The answer must be one number: how many lines below contain the word "this".
§
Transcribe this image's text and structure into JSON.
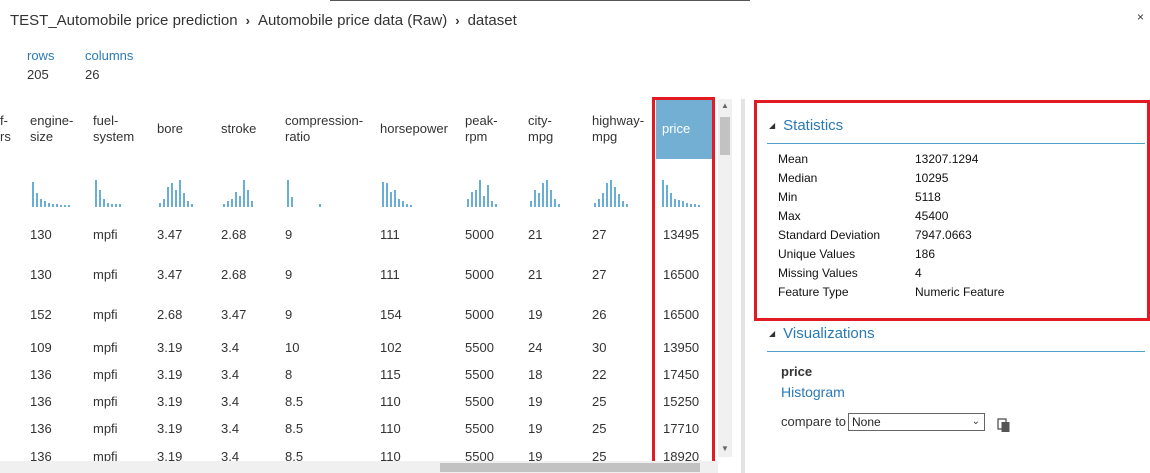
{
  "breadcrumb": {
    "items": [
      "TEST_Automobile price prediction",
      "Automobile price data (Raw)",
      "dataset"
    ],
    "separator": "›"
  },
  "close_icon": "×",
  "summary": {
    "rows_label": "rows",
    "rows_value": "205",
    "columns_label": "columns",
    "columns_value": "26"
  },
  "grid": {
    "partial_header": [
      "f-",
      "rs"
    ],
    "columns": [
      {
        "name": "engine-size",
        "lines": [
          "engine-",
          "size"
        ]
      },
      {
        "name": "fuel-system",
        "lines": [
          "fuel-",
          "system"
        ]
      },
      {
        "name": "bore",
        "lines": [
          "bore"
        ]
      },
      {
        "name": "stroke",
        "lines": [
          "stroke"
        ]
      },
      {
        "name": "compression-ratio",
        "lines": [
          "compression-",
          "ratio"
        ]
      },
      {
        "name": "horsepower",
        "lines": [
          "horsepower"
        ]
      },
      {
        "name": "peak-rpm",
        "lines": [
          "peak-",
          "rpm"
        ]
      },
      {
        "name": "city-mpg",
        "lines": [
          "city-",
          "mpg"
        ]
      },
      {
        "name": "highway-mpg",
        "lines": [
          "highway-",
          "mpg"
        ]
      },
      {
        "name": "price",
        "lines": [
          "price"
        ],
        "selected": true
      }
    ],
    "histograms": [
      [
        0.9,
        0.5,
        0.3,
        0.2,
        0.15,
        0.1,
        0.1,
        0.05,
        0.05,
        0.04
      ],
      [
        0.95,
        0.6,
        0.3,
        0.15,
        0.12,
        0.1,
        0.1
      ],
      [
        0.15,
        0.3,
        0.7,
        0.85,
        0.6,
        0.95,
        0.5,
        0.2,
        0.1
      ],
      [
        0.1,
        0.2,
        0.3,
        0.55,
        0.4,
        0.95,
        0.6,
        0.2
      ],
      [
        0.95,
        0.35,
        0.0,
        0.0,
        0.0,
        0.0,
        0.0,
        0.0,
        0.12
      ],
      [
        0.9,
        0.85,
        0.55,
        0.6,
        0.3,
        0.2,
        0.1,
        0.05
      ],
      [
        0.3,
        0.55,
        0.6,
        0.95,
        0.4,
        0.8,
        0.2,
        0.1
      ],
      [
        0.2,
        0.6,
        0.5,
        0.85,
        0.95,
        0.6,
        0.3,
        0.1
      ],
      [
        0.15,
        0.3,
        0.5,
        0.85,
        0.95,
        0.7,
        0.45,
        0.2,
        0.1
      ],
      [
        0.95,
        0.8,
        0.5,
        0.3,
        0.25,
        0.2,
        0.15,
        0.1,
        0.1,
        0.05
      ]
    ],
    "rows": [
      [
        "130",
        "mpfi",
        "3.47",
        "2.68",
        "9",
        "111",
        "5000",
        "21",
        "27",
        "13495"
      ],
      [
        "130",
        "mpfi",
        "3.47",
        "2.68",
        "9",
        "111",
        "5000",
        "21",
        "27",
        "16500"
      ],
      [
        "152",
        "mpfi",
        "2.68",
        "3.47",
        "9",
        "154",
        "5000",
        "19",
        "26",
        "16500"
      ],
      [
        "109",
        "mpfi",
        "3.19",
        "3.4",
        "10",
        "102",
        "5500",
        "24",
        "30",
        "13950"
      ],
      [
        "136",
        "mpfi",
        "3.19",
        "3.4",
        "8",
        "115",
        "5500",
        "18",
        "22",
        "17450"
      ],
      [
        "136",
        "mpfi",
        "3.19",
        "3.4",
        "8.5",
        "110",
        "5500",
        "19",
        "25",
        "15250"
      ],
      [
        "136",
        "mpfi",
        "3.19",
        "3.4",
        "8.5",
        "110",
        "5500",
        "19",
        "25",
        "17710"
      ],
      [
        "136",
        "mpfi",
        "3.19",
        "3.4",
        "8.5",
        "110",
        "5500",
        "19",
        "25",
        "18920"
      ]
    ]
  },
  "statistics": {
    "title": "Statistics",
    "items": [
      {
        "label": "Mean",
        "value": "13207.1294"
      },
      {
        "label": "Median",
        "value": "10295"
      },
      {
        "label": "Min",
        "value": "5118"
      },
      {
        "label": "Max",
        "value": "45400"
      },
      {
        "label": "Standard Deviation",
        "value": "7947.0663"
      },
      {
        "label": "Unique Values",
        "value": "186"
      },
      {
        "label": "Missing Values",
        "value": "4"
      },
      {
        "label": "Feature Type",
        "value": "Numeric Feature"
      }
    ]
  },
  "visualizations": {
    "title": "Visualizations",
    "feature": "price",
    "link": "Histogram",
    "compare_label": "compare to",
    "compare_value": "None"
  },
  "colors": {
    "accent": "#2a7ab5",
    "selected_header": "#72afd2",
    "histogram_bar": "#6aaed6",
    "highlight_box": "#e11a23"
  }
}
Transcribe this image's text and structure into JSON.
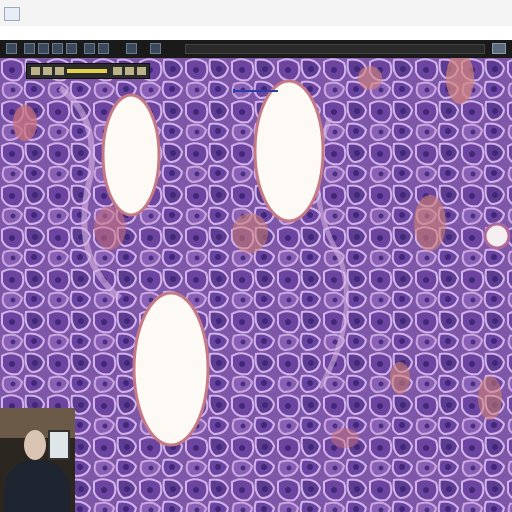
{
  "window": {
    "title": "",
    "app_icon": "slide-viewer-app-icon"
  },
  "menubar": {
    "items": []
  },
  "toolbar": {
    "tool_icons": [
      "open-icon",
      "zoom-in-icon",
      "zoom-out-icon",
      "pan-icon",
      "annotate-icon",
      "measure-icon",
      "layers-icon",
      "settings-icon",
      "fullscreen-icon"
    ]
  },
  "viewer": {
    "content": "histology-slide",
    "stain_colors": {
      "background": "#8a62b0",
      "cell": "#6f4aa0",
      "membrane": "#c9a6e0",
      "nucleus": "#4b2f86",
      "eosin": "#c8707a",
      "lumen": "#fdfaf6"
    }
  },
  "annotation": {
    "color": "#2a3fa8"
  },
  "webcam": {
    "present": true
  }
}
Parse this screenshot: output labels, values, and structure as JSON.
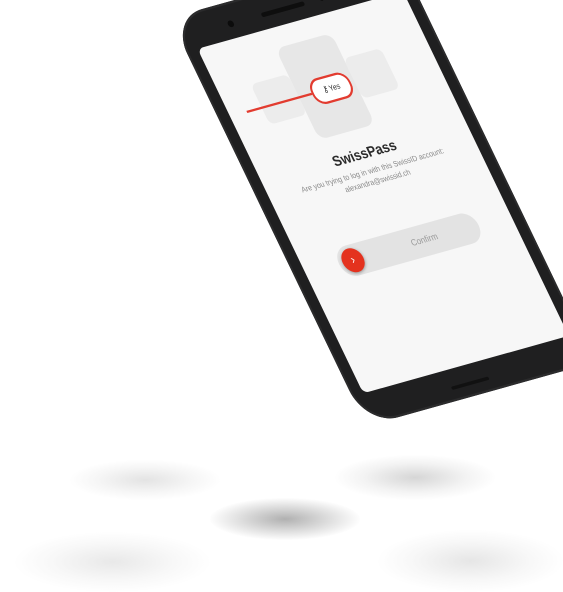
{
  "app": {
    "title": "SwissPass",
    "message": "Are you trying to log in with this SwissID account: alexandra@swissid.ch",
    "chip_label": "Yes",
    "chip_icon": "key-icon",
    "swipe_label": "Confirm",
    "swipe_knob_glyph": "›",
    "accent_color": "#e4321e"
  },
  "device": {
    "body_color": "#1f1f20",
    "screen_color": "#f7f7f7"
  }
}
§
▶ _RESPONSE_
4